To determine reset threshold, a transistor integrator generates a low impedance, negative-going ramp voltage signal that integrates from +5V to –0.65V. To obtain the negative voltage, the power supply is split to provide –0.7V. While it is slowly changing at the rate of -1V /S (trace 1), pins 2 & 6 are monitored for oscillation (trace 2). A 3rd trace monitors the output (pin 3). All data is logged on the spreadsheet.
A total of (8) devices were tested, including (2) CMOS TLC555N devices.
When running, the 555 oscillates at approx. 100hZ. Vcc = 5V.
The threshold voltage is exceptionally low—lower than any true logic device. Specifications indicate a threshold range of 0.4 to 1.0V in bipolar devices, and 0.4 to 1.5V in CMOS device. Actual measurements indicate a range of 0.65 to 0.75V (bipolar) and 1.1V (CMOS).
What is most interesting is what happens when the voltage drops a little below –0.12V. At this voltage, pin 7 turns off and the voltage at pins 2 & 6 floats high while pin 3 demonstrates an abnormally high saturation voltage (0.8V)—normal is 0.1V. While this is an out-of-spec condition, it remains important information to know because it occurs very close to zero volts and may be subject to noise.

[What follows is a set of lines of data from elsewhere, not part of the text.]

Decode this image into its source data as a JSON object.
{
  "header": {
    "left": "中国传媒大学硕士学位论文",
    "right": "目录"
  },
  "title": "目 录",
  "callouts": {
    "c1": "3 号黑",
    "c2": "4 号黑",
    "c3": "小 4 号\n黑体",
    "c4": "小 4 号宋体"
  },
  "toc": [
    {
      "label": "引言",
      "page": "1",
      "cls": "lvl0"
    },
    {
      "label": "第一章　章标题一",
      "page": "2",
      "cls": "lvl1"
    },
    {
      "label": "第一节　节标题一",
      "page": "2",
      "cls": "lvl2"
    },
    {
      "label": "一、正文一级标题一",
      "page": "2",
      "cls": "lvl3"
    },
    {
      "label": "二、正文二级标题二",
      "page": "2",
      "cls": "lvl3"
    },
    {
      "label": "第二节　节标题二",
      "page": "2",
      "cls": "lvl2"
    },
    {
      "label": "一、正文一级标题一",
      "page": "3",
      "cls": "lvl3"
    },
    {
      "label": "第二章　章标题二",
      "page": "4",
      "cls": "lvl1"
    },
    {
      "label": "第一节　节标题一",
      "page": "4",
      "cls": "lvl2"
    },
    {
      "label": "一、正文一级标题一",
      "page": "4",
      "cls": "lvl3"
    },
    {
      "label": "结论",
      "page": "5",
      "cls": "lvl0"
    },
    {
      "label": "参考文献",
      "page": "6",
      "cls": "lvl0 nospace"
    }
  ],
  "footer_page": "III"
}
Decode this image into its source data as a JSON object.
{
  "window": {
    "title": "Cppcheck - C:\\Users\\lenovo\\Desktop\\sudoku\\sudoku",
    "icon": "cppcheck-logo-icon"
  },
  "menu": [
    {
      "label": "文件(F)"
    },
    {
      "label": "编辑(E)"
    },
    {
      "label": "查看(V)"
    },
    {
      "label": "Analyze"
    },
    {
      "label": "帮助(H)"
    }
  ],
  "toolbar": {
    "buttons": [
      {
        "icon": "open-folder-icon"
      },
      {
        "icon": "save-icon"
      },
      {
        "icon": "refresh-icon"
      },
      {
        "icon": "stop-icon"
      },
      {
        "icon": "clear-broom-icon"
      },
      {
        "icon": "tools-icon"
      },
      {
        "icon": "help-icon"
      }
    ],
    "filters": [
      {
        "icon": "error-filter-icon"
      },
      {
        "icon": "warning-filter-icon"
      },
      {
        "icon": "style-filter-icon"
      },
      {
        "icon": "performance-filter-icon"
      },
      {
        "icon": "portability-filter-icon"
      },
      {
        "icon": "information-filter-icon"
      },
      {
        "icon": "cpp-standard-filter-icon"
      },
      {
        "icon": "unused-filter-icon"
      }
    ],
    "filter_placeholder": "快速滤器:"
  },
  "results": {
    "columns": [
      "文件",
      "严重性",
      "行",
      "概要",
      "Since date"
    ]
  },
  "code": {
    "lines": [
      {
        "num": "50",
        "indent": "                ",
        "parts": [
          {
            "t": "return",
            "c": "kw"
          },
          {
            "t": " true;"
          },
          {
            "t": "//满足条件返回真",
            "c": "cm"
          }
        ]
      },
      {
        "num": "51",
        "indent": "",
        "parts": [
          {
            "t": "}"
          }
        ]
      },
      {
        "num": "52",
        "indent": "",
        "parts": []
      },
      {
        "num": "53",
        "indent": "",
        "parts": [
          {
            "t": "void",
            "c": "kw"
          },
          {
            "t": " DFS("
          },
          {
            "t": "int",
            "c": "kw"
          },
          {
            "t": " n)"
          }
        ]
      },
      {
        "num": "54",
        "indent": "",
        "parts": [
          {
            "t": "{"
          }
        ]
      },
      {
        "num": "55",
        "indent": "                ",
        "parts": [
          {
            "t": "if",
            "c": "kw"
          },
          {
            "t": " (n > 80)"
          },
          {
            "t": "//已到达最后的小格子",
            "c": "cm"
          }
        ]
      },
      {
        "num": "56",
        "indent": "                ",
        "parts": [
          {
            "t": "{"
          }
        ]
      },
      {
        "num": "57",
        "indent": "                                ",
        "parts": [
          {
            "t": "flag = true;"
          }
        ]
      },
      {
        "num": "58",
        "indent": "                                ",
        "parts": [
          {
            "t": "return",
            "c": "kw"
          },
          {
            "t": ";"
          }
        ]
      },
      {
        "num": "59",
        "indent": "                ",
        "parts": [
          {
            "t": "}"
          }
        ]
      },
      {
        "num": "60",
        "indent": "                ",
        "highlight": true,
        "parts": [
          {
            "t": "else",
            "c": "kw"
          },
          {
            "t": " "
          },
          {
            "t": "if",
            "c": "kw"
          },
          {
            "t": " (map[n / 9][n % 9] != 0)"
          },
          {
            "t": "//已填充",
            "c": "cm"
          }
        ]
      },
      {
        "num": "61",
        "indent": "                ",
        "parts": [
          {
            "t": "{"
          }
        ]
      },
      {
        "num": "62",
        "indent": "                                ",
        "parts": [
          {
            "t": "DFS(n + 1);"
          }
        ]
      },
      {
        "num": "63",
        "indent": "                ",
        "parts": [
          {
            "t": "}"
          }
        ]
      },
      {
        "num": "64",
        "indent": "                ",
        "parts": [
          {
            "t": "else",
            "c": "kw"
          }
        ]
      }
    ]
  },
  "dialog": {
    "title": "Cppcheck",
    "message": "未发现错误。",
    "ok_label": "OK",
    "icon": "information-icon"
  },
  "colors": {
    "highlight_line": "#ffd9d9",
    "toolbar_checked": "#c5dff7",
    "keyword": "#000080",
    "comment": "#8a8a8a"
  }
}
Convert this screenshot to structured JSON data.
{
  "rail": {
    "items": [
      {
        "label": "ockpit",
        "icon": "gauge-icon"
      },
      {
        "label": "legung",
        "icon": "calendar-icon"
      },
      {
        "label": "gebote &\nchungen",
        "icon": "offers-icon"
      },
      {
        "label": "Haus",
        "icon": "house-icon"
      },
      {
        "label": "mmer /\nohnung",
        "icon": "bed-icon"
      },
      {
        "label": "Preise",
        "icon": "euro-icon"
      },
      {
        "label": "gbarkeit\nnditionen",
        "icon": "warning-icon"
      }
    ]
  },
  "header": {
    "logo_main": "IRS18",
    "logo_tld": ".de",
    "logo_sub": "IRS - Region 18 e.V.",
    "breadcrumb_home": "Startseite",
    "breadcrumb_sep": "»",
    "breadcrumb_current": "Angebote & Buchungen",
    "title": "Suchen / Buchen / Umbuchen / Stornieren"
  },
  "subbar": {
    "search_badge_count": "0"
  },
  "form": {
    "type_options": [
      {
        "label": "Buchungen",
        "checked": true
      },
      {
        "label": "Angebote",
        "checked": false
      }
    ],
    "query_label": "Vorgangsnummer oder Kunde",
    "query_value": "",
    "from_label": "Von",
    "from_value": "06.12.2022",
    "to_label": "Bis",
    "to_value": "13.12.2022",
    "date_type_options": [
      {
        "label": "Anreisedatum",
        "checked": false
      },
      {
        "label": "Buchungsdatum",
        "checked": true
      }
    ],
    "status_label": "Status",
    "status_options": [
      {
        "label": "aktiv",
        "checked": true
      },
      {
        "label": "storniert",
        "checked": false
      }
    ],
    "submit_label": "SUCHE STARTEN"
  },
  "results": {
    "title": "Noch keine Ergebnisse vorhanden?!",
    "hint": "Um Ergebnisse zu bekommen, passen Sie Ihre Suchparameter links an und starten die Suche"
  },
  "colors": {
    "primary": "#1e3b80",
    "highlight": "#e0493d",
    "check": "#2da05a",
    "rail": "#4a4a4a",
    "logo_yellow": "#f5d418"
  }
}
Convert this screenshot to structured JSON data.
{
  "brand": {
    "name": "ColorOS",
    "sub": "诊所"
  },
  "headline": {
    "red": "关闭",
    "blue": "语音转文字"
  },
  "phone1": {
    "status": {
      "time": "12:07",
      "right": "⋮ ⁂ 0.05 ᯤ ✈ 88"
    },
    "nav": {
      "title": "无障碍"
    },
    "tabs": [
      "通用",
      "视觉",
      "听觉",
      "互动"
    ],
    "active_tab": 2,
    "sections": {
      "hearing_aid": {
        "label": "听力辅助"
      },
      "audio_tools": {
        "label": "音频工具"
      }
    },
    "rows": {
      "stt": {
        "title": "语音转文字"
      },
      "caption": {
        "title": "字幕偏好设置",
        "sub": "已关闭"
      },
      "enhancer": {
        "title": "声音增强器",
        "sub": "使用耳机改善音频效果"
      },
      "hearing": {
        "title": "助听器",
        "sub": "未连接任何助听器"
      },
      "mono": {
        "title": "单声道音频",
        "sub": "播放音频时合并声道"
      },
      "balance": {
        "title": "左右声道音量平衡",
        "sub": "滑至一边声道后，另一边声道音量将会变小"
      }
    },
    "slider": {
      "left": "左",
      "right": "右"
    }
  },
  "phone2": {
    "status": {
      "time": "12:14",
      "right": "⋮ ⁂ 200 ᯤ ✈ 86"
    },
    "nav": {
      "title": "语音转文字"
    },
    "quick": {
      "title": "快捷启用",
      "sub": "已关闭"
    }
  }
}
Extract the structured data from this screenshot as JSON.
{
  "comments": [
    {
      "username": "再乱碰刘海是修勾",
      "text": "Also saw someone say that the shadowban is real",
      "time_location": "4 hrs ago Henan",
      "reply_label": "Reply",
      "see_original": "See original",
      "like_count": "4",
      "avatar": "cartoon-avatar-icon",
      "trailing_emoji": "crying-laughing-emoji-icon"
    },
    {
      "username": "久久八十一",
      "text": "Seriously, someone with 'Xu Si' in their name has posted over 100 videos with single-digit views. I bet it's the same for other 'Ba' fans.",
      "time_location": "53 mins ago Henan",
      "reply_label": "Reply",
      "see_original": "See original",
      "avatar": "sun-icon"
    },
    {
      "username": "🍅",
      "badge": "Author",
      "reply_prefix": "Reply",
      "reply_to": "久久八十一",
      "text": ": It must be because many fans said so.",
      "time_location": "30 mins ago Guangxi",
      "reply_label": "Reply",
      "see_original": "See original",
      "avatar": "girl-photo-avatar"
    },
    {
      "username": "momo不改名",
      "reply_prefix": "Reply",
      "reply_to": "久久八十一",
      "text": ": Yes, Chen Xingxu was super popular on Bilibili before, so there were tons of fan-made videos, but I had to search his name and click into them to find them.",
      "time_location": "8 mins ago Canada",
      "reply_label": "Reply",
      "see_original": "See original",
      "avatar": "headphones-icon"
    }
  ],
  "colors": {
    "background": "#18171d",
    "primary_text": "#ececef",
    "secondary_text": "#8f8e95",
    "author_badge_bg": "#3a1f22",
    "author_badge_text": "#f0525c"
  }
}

In some cases, this anomaly can actually occur above 0V. I recall from years ago some 555’s that exhibited this behavior at approx +20mV. The solution at the time was the addition of a series resistor in the reset line. Of course these devices were out of spec and therefore defective according to published specifications. Since then, I think manufacturers have been testing for this specific condition. I challenge readers to locate some of these strange 555’s and make comment—very simple to test for this condition by simply shorting pin 4 to common and see if pin 7 allows capacitor voltage to float up.
One of the CMOS devices actually started to oscillate again at -0.65V. I have had issues with this chip before, so I think that I can write it off as defective—may have taken a static discharge…
Not recommended as a voltage threshold function input
Due to the extremely low and variable threshold, the reset line must not be used as an input level threshold. I know it is used this way in numerous electroschematics.com circuits, but I cannot recommend it—this may be an explanation why some circuits fail to operate.
Looks good on paper, but this is an out of spec condition
This is a typical interface to avoid—looks clean and simple and works with most logic interfaces, but does not work with the 555. What a simulator would show? A simulator cannot handle out of spec conditions.
Another way to preset /reset the 555
Open collector comparators etc. work well as an interface to the 555.
Reset current maxed out at 0V. Actual range was -13 to -33uA. The minus sign indicates that current comes out of pin 4 (sourced) as opposed to going into the pin (sinked). CMOS input current was understandably immeasurable. Actual specification for the bipolar version is 400uA typical. From this data you can determine what you need to drive it below the reset threshold voltage—Max series resistor value must not generally exceed 470Ω or so.
For the future
Quirky LM358 /LM324 /LM293 /LM339 common mode input range issues
Glossary of undocumented words and idioms (for our ESL friends)
write it off –idiom—consider defective—forget it—give up on that idea…
Recommended devices for the serious experimenter